<input type=”datetime” name=”photodatetime” />

</p>

<p>

<label>Week of photo: </label><br/>

<input type=”week” name=”photoweek” />

</p>

Note: not every browser supports all of these controls.

Working with Audio and Video

Exercise 5.0 — Video and Audio Elements

1

Open and examine lab05-exercise14-audio.html.

2

Add the following code and test.

<h2>mp3</h2>

<audio src=”Media/Sochi-Edit.mp3″ controls >

Browser doesn’t support the audio control

</audio>

3

Add the following code and test (ideally in IE and Chrome or Firefox).

<h2>ogg</h2>

<audio controls >

<source src=”Media/Sochi-Edit.ogg” >

<p>Browser doesn’t support the audio control</p>

</audio>

At the time of writing, IE 10 does not support the Ogg audio format. Notice also that this step illustrates an alternative way of specifying the source.

4

Add the following code and test (ideally in IE and Chrome or Firefox).

<h2>m4a</h2>

<audio controls >

<source src=”Media/Sochi-Edit.m4a” >

<p>Browser doesn’t support the audio control</p>

</audio>

<h2>wav</h2>

<audio controls >

<source src=”Media/Sochi-Edit.wav” >

<p>Browser doesn’t support the audio control</p>

</audio>

<h2>webm</h2>

<audio controls >

<source src=”Media/Sochi-Edit.webm” >

<p>Browser doesn’t support the audio control</p>

</audio>

5

Add the following code and test.

<h2>All in one</h2>

<audio controls >

<source src=”Media/Sochi-Edit.mp3″ type=”audio/mpeg”>

<source src=”Media/Sochi-Edit.ogg” type=”audio/ogg”>

<source src=”Media/Sochi-Edit.m4a” type=”audio/mp4″>

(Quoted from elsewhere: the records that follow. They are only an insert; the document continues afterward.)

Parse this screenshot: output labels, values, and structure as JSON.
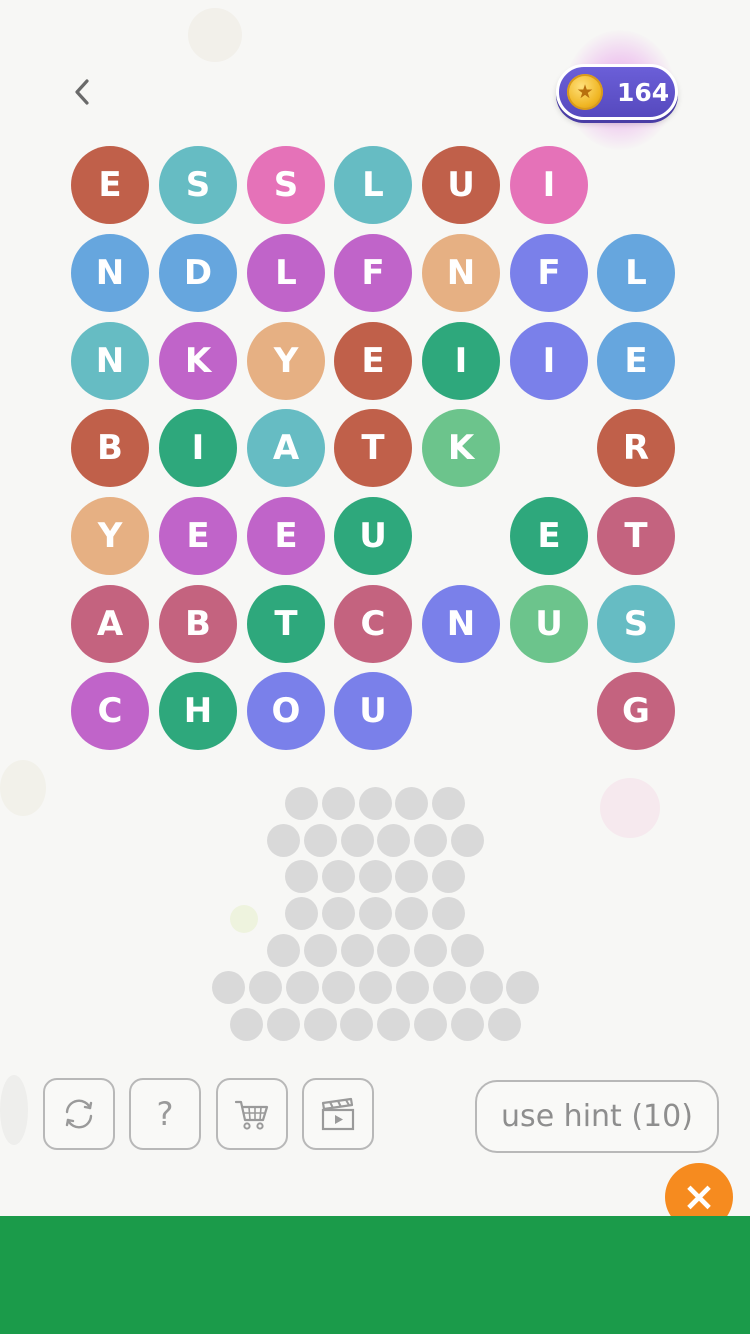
{
  "header": {
    "coins": "164"
  },
  "colors": {
    "rust": "#c0604a",
    "teal": "#66bcc3",
    "pink": "#e572b8",
    "blue": "#66a6de",
    "purple": "#c064c9",
    "peach": "#e6b083",
    "indigo": "#7a80ea",
    "green": "#2ea87c",
    "mint": "#6cc48c",
    "rose": "#c4637f"
  },
  "board": {
    "rows": [
      [
        {
          "l": "E",
          "c": "rust"
        },
        {
          "l": "S",
          "c": "teal"
        },
        {
          "l": "S",
          "c": "pink"
        },
        {
          "l": "L",
          "c": "teal"
        },
        {
          "l": "U",
          "c": "rust"
        },
        {
          "l": "I",
          "c": "pink"
        },
        null
      ],
      [
        {
          "l": "N",
          "c": "blue"
        },
        {
          "l": "D",
          "c": "blue"
        },
        {
          "l": "L",
          "c": "purple"
        },
        {
          "l": "F",
          "c": "purple"
        },
        {
          "l": "N",
          "c": "peach"
        },
        {
          "l": "F",
          "c": "indigo"
        },
        {
          "l": "L",
          "c": "blue"
        }
      ],
      [
        {
          "l": "N",
          "c": "teal"
        },
        {
          "l": "K",
          "c": "purple"
        },
        {
          "l": "Y",
          "c": "peach"
        },
        {
          "l": "E",
          "c": "rust"
        },
        {
          "l": "I",
          "c": "green"
        },
        {
          "l": "I",
          "c": "indigo"
        },
        {
          "l": "E",
          "c": "blue"
        }
      ],
      [
        {
          "l": "B",
          "c": "rust"
        },
        {
          "l": "I",
          "c": "green"
        },
        {
          "l": "A",
          "c": "teal"
        },
        {
          "l": "T",
          "c": "rust"
        },
        {
          "l": "K",
          "c": "mint"
        },
        null,
        {
          "l": "R",
          "c": "rust"
        }
      ],
      [
        {
          "l": "Y",
          "c": "peach"
        },
        {
          "l": "E",
          "c": "purple"
        },
        {
          "l": "E",
          "c": "purple"
        },
        {
          "l": "U",
          "c": "green"
        },
        null,
        {
          "l": "E",
          "c": "green"
        },
        {
          "l": "T",
          "c": "rose"
        }
      ],
      [
        {
          "l": "A",
          "c": "rose"
        },
        {
          "l": "B",
          "c": "rose"
        },
        {
          "l": "T",
          "c": "green"
        },
        {
          "l": "C",
          "c": "rose"
        },
        {
          "l": "N",
          "c": "indigo"
        },
        {
          "l": "U",
          "c": "mint"
        },
        {
          "l": "S",
          "c": "teal"
        }
      ],
      [
        {
          "l": "C",
          "c": "purple"
        },
        {
          "l": "H",
          "c": "green"
        },
        {
          "l": "O",
          "c": "indigo"
        },
        {
          "l": "U",
          "c": "indigo"
        },
        null,
        null,
        {
          "l": "G",
          "c": "rose"
        }
      ]
    ]
  },
  "answer_slots": {
    "row_counts": [
      5,
      6,
      5,
      5,
      6,
      9,
      8
    ]
  },
  "toolbar": {
    "buttons": [
      {
        "name": "shuffle-button",
        "icon": "shuffle-icon"
      },
      {
        "name": "help-button",
        "icon": "question-mark-icon"
      },
      {
        "name": "shop-button",
        "icon": "cart-icon"
      },
      {
        "name": "watch-video-button",
        "icon": "clapperboard-icon"
      }
    ],
    "help_glyph": "?",
    "hint_label": "use hint (10)"
  },
  "ad_close_label": "×"
}
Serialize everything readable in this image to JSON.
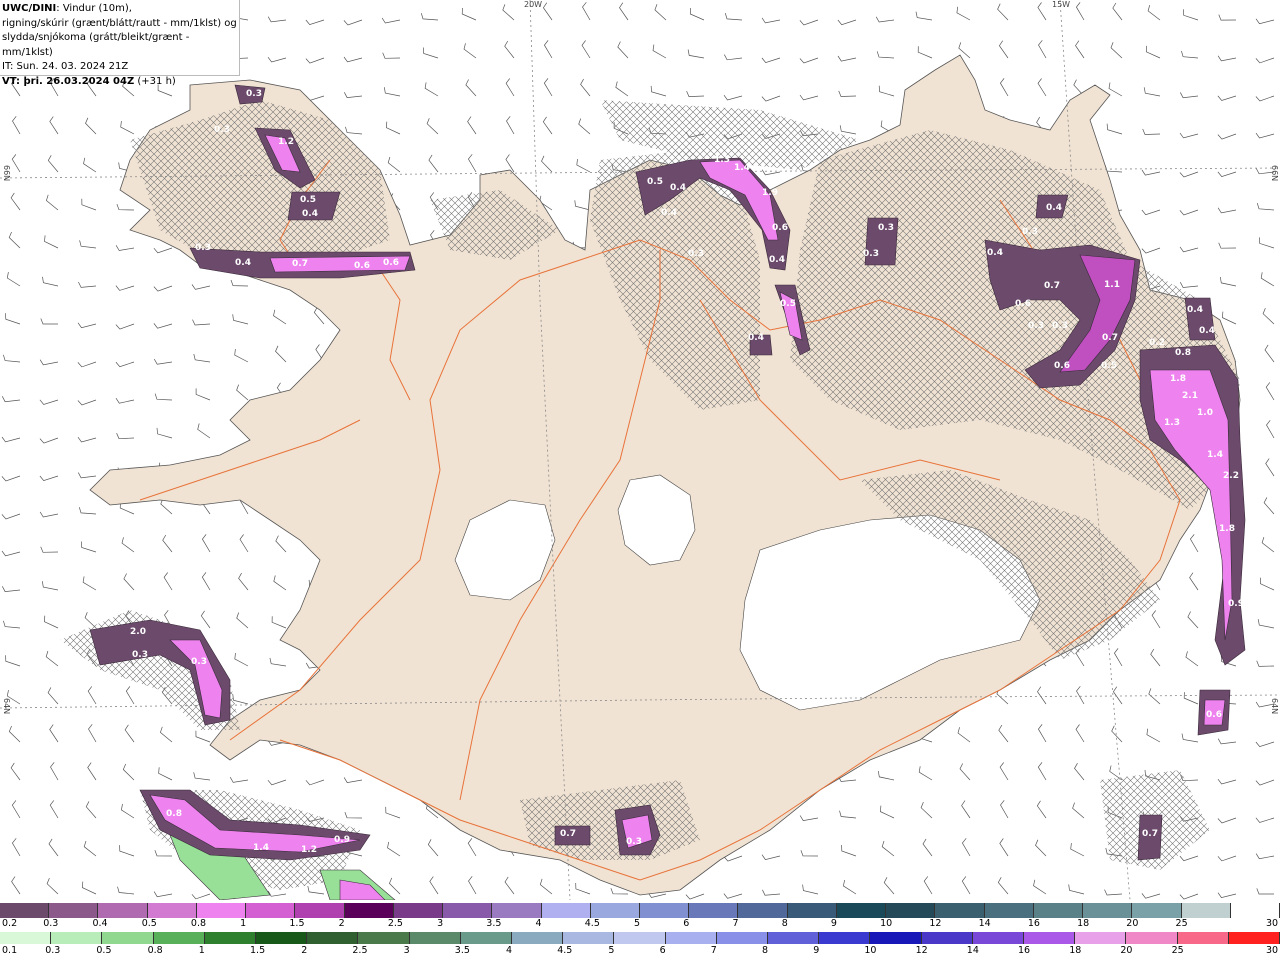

<source src=”Media/Sochi-Edit.wav” type=”audio/wav”>

<source src=”Media/Sochi-Edit.webm” type=”audio/webm”>

<p>Browser doesn’t support the audio control</p>

</audio>

The browser will use the first source format that it supports. Notice also that MIME types are also defined.

6

Open and examine lab05-exercise14-video.html.

7

Add the following code and test (ideally in IE and Chrome and Firefox).

<h2>mp4</h2>

<video id=”video1″ poster=”Media/video-preview.jpg” controls width=”480″

height=”360″>

<source src=”Media/rocky.mp4″ type=”video/mp4″>

not supported

</video>

<h2>ogg</h2>

<video id=”video2″ poster=”Media/video-preview.jpg” controls width=”480″

height=”360″>

<source src=”Media/rocky.ogv” type=”video/ogg”>

not supported

</video>

<h2>WebM</h2>

<video id=”video3″ poster=”Media/video-preview.jpg” controls width=”480″

height=”360″>

<source src=”Media/rocky.webm” type=”video/webm”>

not supported

</video>

8

Add the following code for HTML plug-in and test.

<h2>flash </h2>

<object type=”application/x-shockwave-flash” data=”Media/rocky.swf” width=”480″ height=”360″>

</object>

Complete your Lab Report

Open lab 05 report.doc and answer the questions based on what you learned in this lab exercise. Save your lab report as lab05_yourname and submit your report via dropbox on elearning under lab 05 Report Submission before Sunday 11:59PM.